In Greek and Roman times, there were periods during which people were allowed to take liberties denied to them during the rest of the year. Protected by masks, poor people were allowed to make fun of the rich without being punished: the Romans used to say “semel in anno licet insanire” (once a year it is legitimate to go crazy), while according to an Italian proverb “a Carnevale ogni scherzo vale” (during Carnival any joke is legit). This reversal of the rules was an invaluable tool used by authorities to keep the people content. 

Later, when Christianity took over, the festival was transformed into the last period of merrymaking prior to Lent, which is the period of repentance preceding Easter. Although dates slightly differ, the Carnival is celebrated in all Catholic countries. It has retained the original custom of wearing masks, with the addition, over time, of numerous other rituals.

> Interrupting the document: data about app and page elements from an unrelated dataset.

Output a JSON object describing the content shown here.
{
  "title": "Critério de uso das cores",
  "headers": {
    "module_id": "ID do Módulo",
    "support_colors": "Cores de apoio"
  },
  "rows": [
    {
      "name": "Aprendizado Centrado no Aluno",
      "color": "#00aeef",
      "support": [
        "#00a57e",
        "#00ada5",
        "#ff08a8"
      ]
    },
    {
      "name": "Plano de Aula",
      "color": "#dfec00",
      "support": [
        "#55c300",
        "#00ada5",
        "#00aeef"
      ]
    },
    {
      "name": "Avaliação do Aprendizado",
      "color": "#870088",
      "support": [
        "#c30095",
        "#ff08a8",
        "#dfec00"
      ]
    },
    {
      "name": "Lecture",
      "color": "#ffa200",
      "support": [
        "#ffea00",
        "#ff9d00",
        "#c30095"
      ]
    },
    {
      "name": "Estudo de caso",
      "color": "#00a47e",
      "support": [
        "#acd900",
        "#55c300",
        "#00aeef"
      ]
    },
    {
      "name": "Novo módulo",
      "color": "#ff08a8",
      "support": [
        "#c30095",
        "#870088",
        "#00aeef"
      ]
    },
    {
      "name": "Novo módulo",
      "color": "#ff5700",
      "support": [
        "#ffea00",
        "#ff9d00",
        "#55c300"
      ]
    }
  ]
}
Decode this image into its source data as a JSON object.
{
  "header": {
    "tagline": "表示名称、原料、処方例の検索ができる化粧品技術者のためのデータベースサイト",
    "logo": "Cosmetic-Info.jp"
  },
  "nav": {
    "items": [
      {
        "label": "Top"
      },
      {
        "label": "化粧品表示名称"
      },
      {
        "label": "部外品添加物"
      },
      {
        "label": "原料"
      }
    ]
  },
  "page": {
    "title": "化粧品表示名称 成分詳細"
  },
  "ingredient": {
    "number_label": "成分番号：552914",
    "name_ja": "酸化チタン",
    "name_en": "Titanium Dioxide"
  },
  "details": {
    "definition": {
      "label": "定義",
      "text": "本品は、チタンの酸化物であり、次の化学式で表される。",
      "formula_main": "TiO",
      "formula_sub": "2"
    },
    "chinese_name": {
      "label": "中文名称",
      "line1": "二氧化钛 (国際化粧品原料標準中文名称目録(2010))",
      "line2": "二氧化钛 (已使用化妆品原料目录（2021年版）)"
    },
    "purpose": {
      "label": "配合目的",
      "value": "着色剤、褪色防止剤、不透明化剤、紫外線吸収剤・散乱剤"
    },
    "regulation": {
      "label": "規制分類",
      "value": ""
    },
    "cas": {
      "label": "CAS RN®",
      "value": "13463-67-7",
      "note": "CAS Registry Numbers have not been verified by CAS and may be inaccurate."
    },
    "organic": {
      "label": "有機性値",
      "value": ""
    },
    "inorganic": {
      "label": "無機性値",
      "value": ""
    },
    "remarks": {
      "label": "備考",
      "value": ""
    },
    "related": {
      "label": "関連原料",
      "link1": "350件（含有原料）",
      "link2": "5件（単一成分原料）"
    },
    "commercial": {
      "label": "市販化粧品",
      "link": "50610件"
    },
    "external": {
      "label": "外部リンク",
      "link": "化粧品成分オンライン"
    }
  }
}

The festivities were highlighted by the many symbols that marked Venice’s success as a maritime power. These symbols included the fireworks discovered by Marco Polo in China, and the many influences from the East portrayed in costumes emulating those worn by Moors, Turks and Tartars encountered during explorations around the world. The Doges used the opulence of the festivities as a symbol of their power and thus, these celebrations became even more grandiose.

Artisans adept at working leather, textiles, wood or glass used the Carnival as a proving ground to hone and demonstrate their skills: costumes and footwear, masks and stage sets became increasingly elaborate and impressive, and continue to be a triumphant part of Venice’s cultural heritage.